And who knows, I might even pick up Mass Effect Legendary Edition and finally fill this weird void in my gaming history. I’ve heard they’re not too bad?

Ryan’s Pick: The clear winner this week is Famicom Detective Club, although I can’t say that I didn’t investigate any other visual novels that are releasing this week prior to making this decision. I haphazardly fell into enjoying detective games when my brother brought his Nintendo DS on a cruise ship that we happened to be riding. The game was Ace Attorney and it immediately hooked me. I think that from a content perspective, this genre of games supply plenty of fun, and often lead to late nights and investing more time than you had originally planned as the plot continues to develop. Just like the Danganronpa trials. I don’t suggest starting one at bedtime like I had done countless times.

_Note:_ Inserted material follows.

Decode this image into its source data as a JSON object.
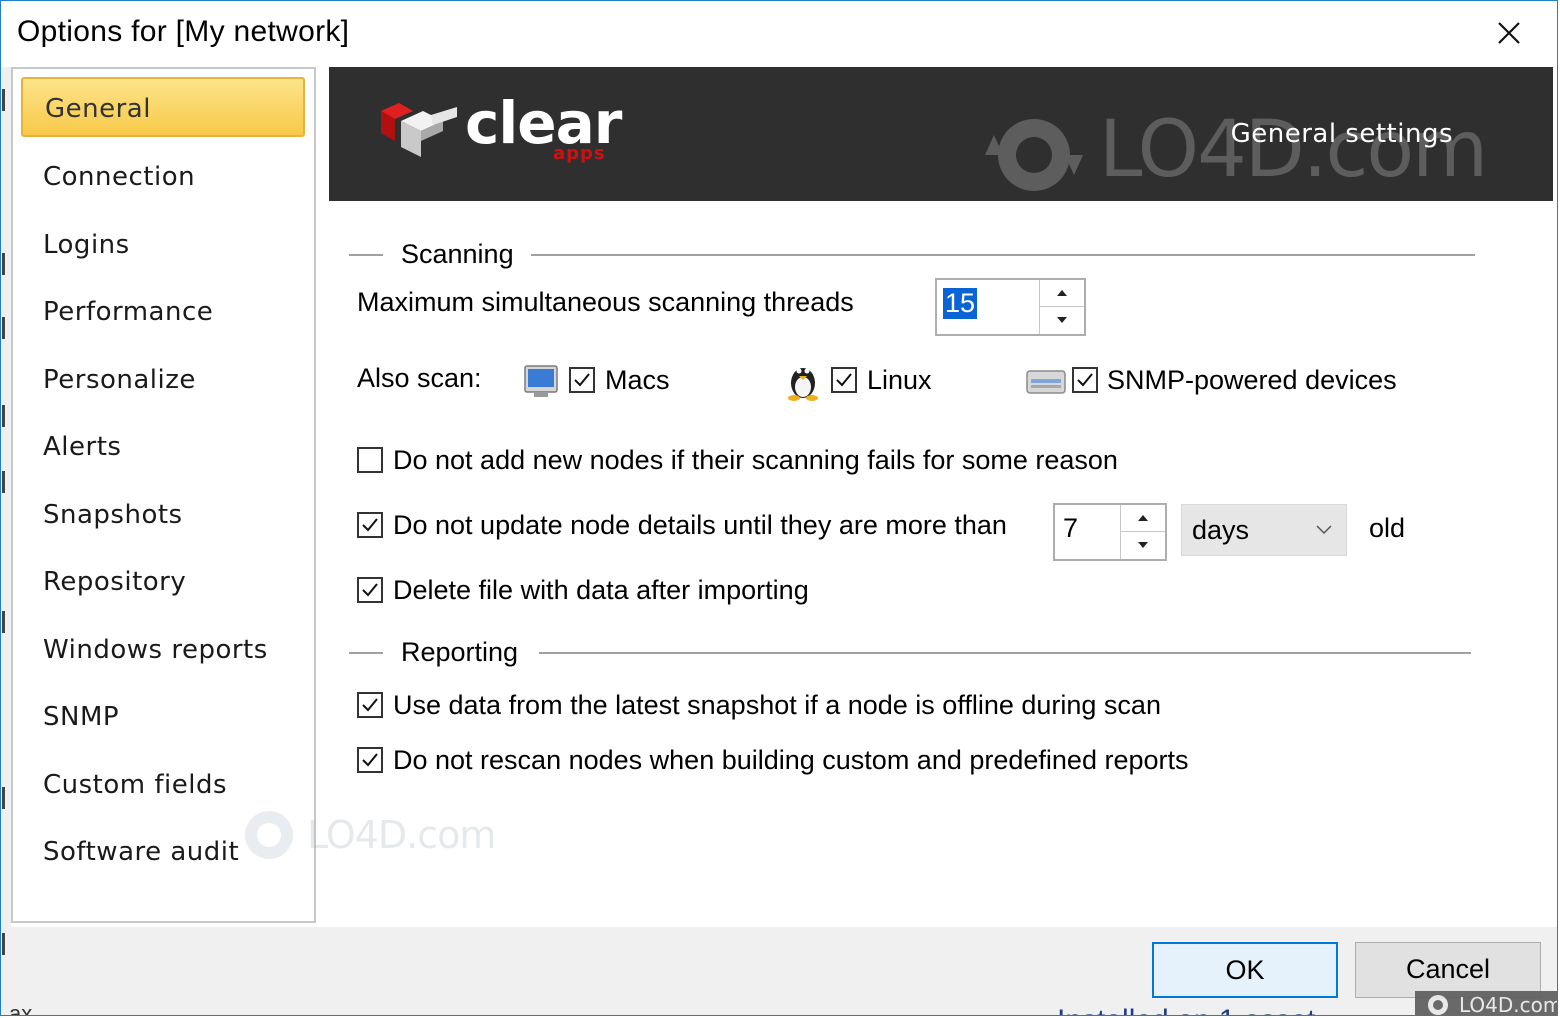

Stylistically I really like all of the extra polish that is included with these rehashed Nintendo archive games, as the character bust-ups have animations, the UI as well has some pretty interesting design choices, and also is animated. It also appears that the Japanese voice acting is pretty much spot-on, so I am definitely interested in trying both games. I do have hopes that these will bring out the true detective in me, who is much more like Frank Drebin than compared to Conan in Case Closed. I just have the sneaking suspicion that old Frank may have been investigating more visceral VNs releasing this week, but who is to say?

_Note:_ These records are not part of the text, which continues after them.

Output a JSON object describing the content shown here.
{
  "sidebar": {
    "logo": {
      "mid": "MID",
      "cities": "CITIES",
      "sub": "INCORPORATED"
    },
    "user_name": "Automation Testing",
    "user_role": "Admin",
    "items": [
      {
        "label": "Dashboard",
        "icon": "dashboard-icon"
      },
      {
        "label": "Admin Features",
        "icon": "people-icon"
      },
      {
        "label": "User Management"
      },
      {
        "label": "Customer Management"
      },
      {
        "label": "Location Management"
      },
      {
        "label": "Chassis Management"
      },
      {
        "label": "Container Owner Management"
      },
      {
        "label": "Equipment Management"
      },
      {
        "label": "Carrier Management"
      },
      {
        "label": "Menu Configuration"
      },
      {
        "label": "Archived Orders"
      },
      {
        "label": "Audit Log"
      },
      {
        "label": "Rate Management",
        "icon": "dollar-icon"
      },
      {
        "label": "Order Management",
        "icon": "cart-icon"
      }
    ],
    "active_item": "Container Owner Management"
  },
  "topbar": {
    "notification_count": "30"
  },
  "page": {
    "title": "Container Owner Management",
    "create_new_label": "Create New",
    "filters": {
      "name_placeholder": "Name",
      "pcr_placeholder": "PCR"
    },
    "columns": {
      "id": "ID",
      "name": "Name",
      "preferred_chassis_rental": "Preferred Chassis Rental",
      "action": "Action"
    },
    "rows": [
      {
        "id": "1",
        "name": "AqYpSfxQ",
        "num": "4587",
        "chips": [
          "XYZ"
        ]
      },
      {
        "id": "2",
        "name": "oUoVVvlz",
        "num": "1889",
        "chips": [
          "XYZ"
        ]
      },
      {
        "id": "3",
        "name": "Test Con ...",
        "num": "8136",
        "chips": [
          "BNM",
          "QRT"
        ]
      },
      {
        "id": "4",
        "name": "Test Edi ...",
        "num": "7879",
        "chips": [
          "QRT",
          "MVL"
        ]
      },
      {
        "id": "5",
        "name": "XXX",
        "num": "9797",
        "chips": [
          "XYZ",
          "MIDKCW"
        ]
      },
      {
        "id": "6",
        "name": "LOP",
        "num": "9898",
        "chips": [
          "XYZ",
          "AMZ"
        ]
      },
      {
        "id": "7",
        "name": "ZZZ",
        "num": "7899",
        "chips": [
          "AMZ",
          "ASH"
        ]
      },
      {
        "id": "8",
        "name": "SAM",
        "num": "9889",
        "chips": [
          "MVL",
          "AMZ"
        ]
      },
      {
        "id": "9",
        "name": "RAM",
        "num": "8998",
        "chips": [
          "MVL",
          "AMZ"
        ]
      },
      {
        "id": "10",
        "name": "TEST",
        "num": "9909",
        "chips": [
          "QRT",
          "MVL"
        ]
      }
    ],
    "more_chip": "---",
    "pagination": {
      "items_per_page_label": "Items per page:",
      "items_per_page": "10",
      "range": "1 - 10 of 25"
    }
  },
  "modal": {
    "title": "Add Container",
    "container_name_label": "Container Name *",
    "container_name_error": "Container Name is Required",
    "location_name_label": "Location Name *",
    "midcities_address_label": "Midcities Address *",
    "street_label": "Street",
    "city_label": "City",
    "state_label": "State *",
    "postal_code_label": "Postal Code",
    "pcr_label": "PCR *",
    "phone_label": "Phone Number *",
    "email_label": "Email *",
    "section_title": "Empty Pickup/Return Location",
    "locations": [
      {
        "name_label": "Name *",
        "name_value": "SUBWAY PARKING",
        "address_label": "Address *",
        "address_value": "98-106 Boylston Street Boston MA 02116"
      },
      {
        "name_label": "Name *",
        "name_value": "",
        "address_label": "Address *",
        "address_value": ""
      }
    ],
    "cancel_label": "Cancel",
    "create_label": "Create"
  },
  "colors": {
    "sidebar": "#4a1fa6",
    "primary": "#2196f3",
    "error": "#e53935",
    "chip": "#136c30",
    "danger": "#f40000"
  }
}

About Robert Allen

With over 35 years of gaming experience, Robert 'DesertEagle' Allen is Tech-Gaming's resident worrier/warrior who spends his days teaching at three colleges and his nights devoted to JRPGs.

8 comments

  1. C’mon Nintendo, you couldn’t offer a discount when you buy both Famicom Detective games?

    • Actually there is!

      Buy one Famicom Detective Club game, get the other at a discount
      Famicom Detective Club: The Missing Heir is the first entry in the series. The game’s prequel, Famicom Detective Club: The Girl Who Stands Behind, is also available on Nintendo.com. If you purchase one of these games on Nintendo.com or Nintendo eShop, you can get $10 off the other when also purchased on Nintendo.com or Nintendo eShop*!

      *After the 1st game is purchased the discount will be applied to the 2nd game during the checkout process.

      Here’s the link: https://www.nintendo.com/games/sales-and-deals/

      • Thanks!

        Nintendo didn’t do a great job of promoting this. It’s not on the main page and not mentioned in many places.

  2. I also suffered through the original Leisure Suit Larry. I feel that was the first time a game ‘trolled’ me. (long before the word had that meaning.

  3. Might have to check out “OPPAI Academy Big, Bouncy, Booby Babes!” and see what it’s all about.

    (.) (.)

  4. Can game developers stop putting “_” and “#” is game titles? I realize they are trying to ‘game’ the storefronts but it’s annoying and adds nothing.

  5. Are the Famicom Detective Club games getting a physical release?

  6. Days Gone is the kind of stupid fun I like sometimes. After a long day at work nothing is better than killing zombies.